It's time to break out the Tassimo brewer and sit back with a novel. This time around I recommend that you use your brewer to brew up a little "Twinnings Chamomile herbal Tea" because you are going to need the relaxation after the stress of dealing with some very complex actions going on in this book.
First of all the master of Science Fiction, Philip K. Dick. returns to Mars for the Setting of "Martian Time-Slip." In this near future version of Mars, Settlements have moved in to tame the wilderness. Society is limited to survival only near the canals of Mars. The rest of the planet is a dry desert. Mars does, however have it's natives, here the Martians are called Bleekmen. The Bleekmen are very human but were settled on Mars at the same time humans began life on Earth. Dick doesn't really go into too much explanation as to where they came from, just that they are. They are not unlike the Aboriginal people of Australia, in that they are dark-skinned and have a rock which holds a religious importance to them.
The settlers on mars have repeated the ideals of the settlers in the new world of North America in the beginnings of the USA, in that they have somewhat enslaved some of the Bleekmen. In the case where a Bleekman is in service of the settlers they are referred to as "tamed Bleekmen." Many of the colonies have a connection to nations on earth, Israel and the United States being the largest and the United Nations is maintaining firm control over the colonies of Mars and due to the constant threat that the Earth could be blown up at any time through nuclear war.
In another aspect of the novel, Dick takes a bit of a jab at the psychiatric community and even claims psychoanalysis as "vainglorious foolishness." Many of the characters of this book could be seen as mentally ill in some form or another, in fact the main character Jack Bohlen is schizophrenic. The schools on Mars are very strict about teaching to those that are in any way mentally ill and it is the Israeli colony that houses a special school / camp for the mentally ill. Here is where the main theme of the book takes off.

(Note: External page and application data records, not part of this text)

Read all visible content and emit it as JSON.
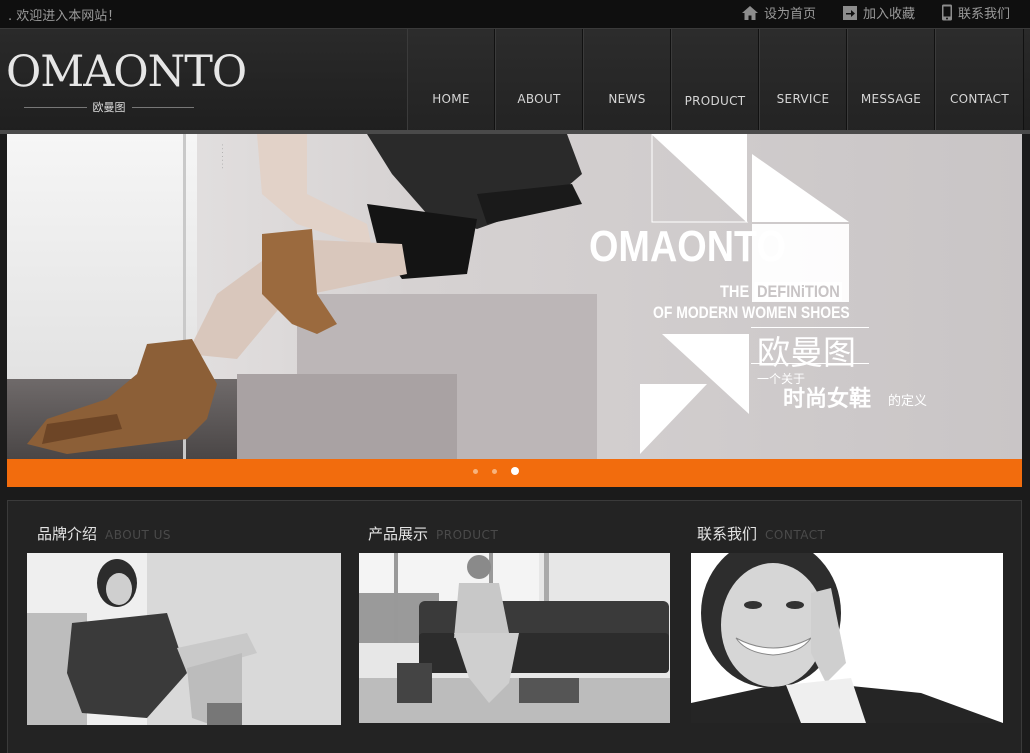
{
  "topbar": {
    "welcome": ". 欢迎进入本网站！",
    "links": [
      {
        "label": "设为首页",
        "icon": "home-icon"
      },
      {
        "label": "加入收藏",
        "icon": "bookmark-icon"
      },
      {
        "label": "联系我们",
        "icon": "phone-icon"
      }
    ]
  },
  "header": {
    "logo": {
      "word": "OMAONTO",
      "sub": "欧曼图"
    },
    "nav": [
      "HOME",
      "ABOUT",
      "NEWS",
      "PRODUCT",
      "SERVICE",
      "MESSAGE",
      "CONTACT"
    ]
  },
  "banner": {
    "brand": "OMAONTO",
    "the": "THE",
    "definition": "DEFINiTION",
    "subtitle": "OF MODERN WOMEN SHOES",
    "cn_name": "欧曼图",
    "cn_small": "一个关于",
    "cn_big": "时尚女鞋",
    "cn_def": "的定义",
    "slide_count": 3,
    "active_slide": 3,
    "accent": "#f26c0d"
  },
  "sections": [
    {
      "title_cn": "品牌介绍",
      "title_en": "ABOUT US"
    },
    {
      "title_cn": "产品展示",
      "title_en": "PRODUCT"
    },
    {
      "title_cn": "联系我们",
      "title_en": "CONTACT"
    }
  ]
}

One of the mentally ill children is thought to be out of sync with time. One greedy man, Arnie Kott, wants to take advantage of this and use the child, Manfred Steiner, to predict the future. The rumor is that the U.N. will be developing housing for new settlers in the Franklin D. Roosevelt mountains on Mars. The Bleekmen that live there are moving out because this has already started. So Arnie through the help of Jack Bohlen and Manfred Steiner gets sent back 3 weeks in time to prevent this from being a U.N. venture and one of his own ventures so he gets rich from it. But true destiny and fate cannot be changed, at least not in Arnie's sense.

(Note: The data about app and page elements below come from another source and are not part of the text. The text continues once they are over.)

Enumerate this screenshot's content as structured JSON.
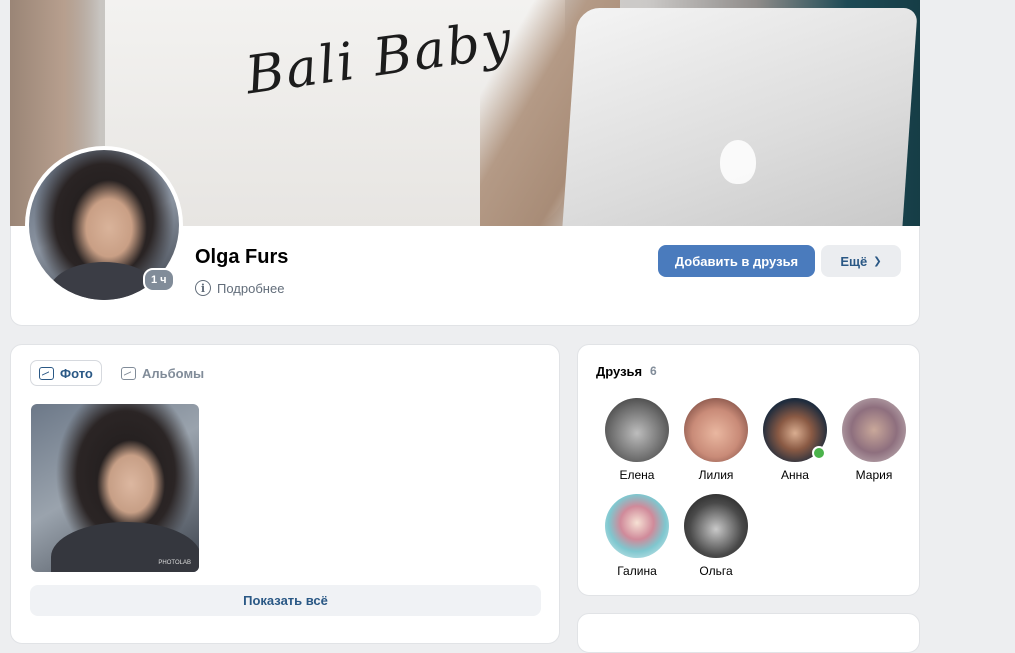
{
  "cover": {
    "shirt_text": "Bali Baby"
  },
  "profile": {
    "name": "Olga Furs",
    "online_badge": "1 ч",
    "more_info": "Подробнее",
    "add_friend": "Добавить в друзья",
    "more": "Ещё"
  },
  "photos": {
    "tab_photo": "Фото",
    "tab_albums": "Альбомы",
    "show_all": "Показать всё",
    "watermark": "PHOTOLAB"
  },
  "friends": {
    "title": "Друзья",
    "count": "6",
    "items": [
      {
        "name": "Елена",
        "online": false,
        "color": "#6e6e6e"
      },
      {
        "name": "Лилия",
        "online": false,
        "color": "#c98b78"
      },
      {
        "name": "Анна",
        "online": true,
        "color": "#2b3f55"
      },
      {
        "name": "Мария",
        "online": false,
        "color": "#8e6f7e"
      },
      {
        "name": "Галина",
        "online": false,
        "color": "#7fc7cf"
      },
      {
        "name": "Ольга",
        "online": false,
        "color": "#4a4a4a"
      }
    ]
  },
  "colors": {
    "accent": "#4a7bbd",
    "link": "#2a5885",
    "background": "#edeef0",
    "online": "#4bb34b"
  }
}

Throughout the book the physics of time travel rise up to make you wonder if it is possible or not. Here's where the chamomile tea comes in to place. You may need to rest your brain after all that trying to figure out time travel. In fact there are sections that are repeated with only little changes that show that you cannot deviate too much from the timestream, so as you are reading the book and you get to a point where you say to yourself, "I have already read this," either you are time-slipping yourself or it's just Philip K. Dick's creative venture of describing time travel. Either way sip the tea and relax.